CHESTERTOWN, MD—A unique collection of ancient Egyptian funerary artifacts, many never before shown to the public, will be on display in the Kohl Gallery at Washington College this fall. The exhibition “For Now and Forever: Funerary Artifacts from Ancient Egypt” will open Friday, September 9 with a 5 p.m. reception and will continue through December 2.
Exhibition curator Fatma Ismail, a lecturer in Art at the College, says the 33 items in the show date from the 3rd century CE to the 3rd millennium BCE and include funerary and votive objects in bronze, wood, stone and faience. Except for one object from the Johns Hopkins University Archaeological Museum, all the objects come from a private collection in Baltimore whose owners wish to remain anonymous.
“Students and visitors will see a range of objects that include animal statuary, a wooden mask and coffin, representations of different Egyptian gods and goddesses, and an early dynastic jar,” says Ismail. “These artifacts reveal how the ancient Egyptians prepared for their journey to the afterlife.
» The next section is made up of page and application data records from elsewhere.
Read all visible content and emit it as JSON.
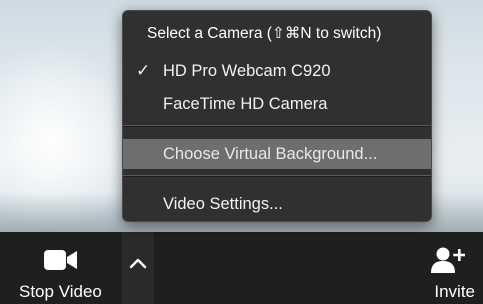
{
  "camera_menu": {
    "header": "Select a Camera (⇧⌘N to switch)",
    "items": [
      {
        "label": "HD Pro Webcam C920",
        "selected": true,
        "check_glyph": "✓"
      },
      {
        "label": "FaceTime HD Camera",
        "selected": false
      }
    ],
    "background_item": {
      "label": "Choose Virtual Background...",
      "highlighted": true
    },
    "settings_item": {
      "label": "Video Settings..."
    }
  },
  "toolbar": {
    "stop_video_label": "Stop Video",
    "invite_label": "Invite",
    "icons": {
      "video": "video-camera-icon",
      "caret": "chevron-up-icon",
      "invite": "add-user-icon"
    }
  },
  "colors": {
    "menu_bg": "#303030",
    "menu_highlight": "#6e6e6e",
    "toolbar_bg": "#1f1f1f",
    "text": "#ffffff"
  }
}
And they illustrate how a fundamental human concern, the nature of life and death, connects us all.”
Ismail, who earned her Ph.D. from the Near Eastern Department of the Johns Hopkins University in 2009, has been part of the University’s excavation team at the Temple Precinct of the Goddess Mut at Karnak in Luxor, Egypt. A highly interdisciplinary scholar, she studies early religions and the history and civilization of North Africa and the Near East. She has worked on nationally prominent exhibitions, including “Faces of Ancient Arabia: The Giraud and Carolyn Foster Collection of South Arabian Art” at the Walters Art Gallery and “Quest For Immortality: Treasures Of Ancient Egypt” at The National Gallery of Art.
For the fall semester at Washington College, she will teach a course titled “Reading Egyptian Temples: Stone Wall as Mythology, Theology, and Ideology.”
The exhibition’s designer is Alex Castro, an artist, architect and designer who lectures in Art at Washington College. ‘‘These objects are small but magnificent,” he says, of the funerary artifacts, “and they will be installed in a quite elaborate exhibition.”The Kohl Gallery is located in the Gibson Center for the Arts on the Washington College campus, 300 Washington Avenue, Chestertown. Gallery hours are Wednesdays and Thursdays 1 to 5 p.m., Fridays noon to 6 p.m., Saturdays and Sundays noon to 5 p.m.; closed Monday and Tuesday. For more information, visit http://www.washcoll.edu.